By: Mel Dundas, Counsellor BACP & UKCP Accred.
Organisation of event: 4.8 out of 5
Speaker: 4.8 out of 5
“Wonderful speaker, very good style and very inclusive.” Annie Rapstoff, Didcot
“Certainly the topic of obsessive worrying is so prevalent, not just because of the pandemic, but because of the general and societal insecurity and seemingly overwhelming self-demands to be perfect in every way, which puts such a lot of pressure on people. Ruth is an excellent speaker and shows by example the value and efficacy of the truly supportive therapeutic alliance, which gives us such gentle guidance into seeing past the ‘headlines’ to the client’s story.” Louise, Ramsbury
“Really enjoyed the speaker and found her manner and demeanour very easy to listen to.” Dave, Hungerford
“Excellent speaker – insightful, concise, clear.” Helen, Bristol
“The client examples brought the seminar to life and excellent presenter.” Kate, Winchester
“Ruth is a great speaker – so empathic and welcoming of questions. I really enjoyed the workshop.” Mel, Marlborough
“Good speaker. Ruth definitely has that therapeutic charisma – you trust what she says. Very accessible. Very grounded. Very human.” Maria Siepe, Bristol
“Very accessible and well run, well held, good size group, excellent speaker. Great.” Anonymous
“I liked Ruth’s sharing of the ways in which she gently explores what a client would be feeling, remembering or doing if they weren’t worrying. I really liked her prosodic voice and “I am not the expert” approach to both her client work and also to the questions from her audience today. It made me feel valued and my offerings, significant. There was a very ambient, warm and inclusive feeling about this workshop which echoed the content of her relational approach. It felt much more personal than many other online workshops that I have been on. The organisation presented and hosted the workshop very competently.” Sue Ivey, Hook
“Excellent presentation and easy to understand and relate to. Ruth works in a similar way to me and I found it useful that the focus stayed on the topic. Any areas of the literature, that was forwarded prior to the seminar, that I was going to question were answered within the live presentation.

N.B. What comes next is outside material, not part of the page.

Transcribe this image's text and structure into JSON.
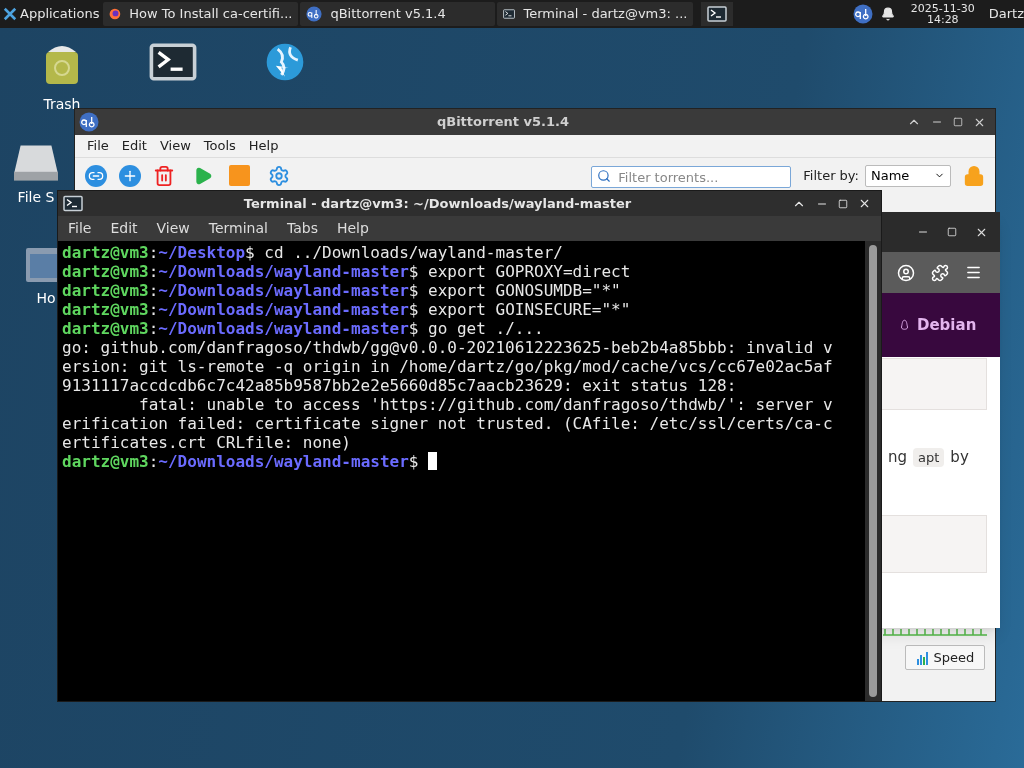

I feel I have another worthwhile perspective to consider and possibly develop into areas of my work with clients. Thank you.” Tom, Stroud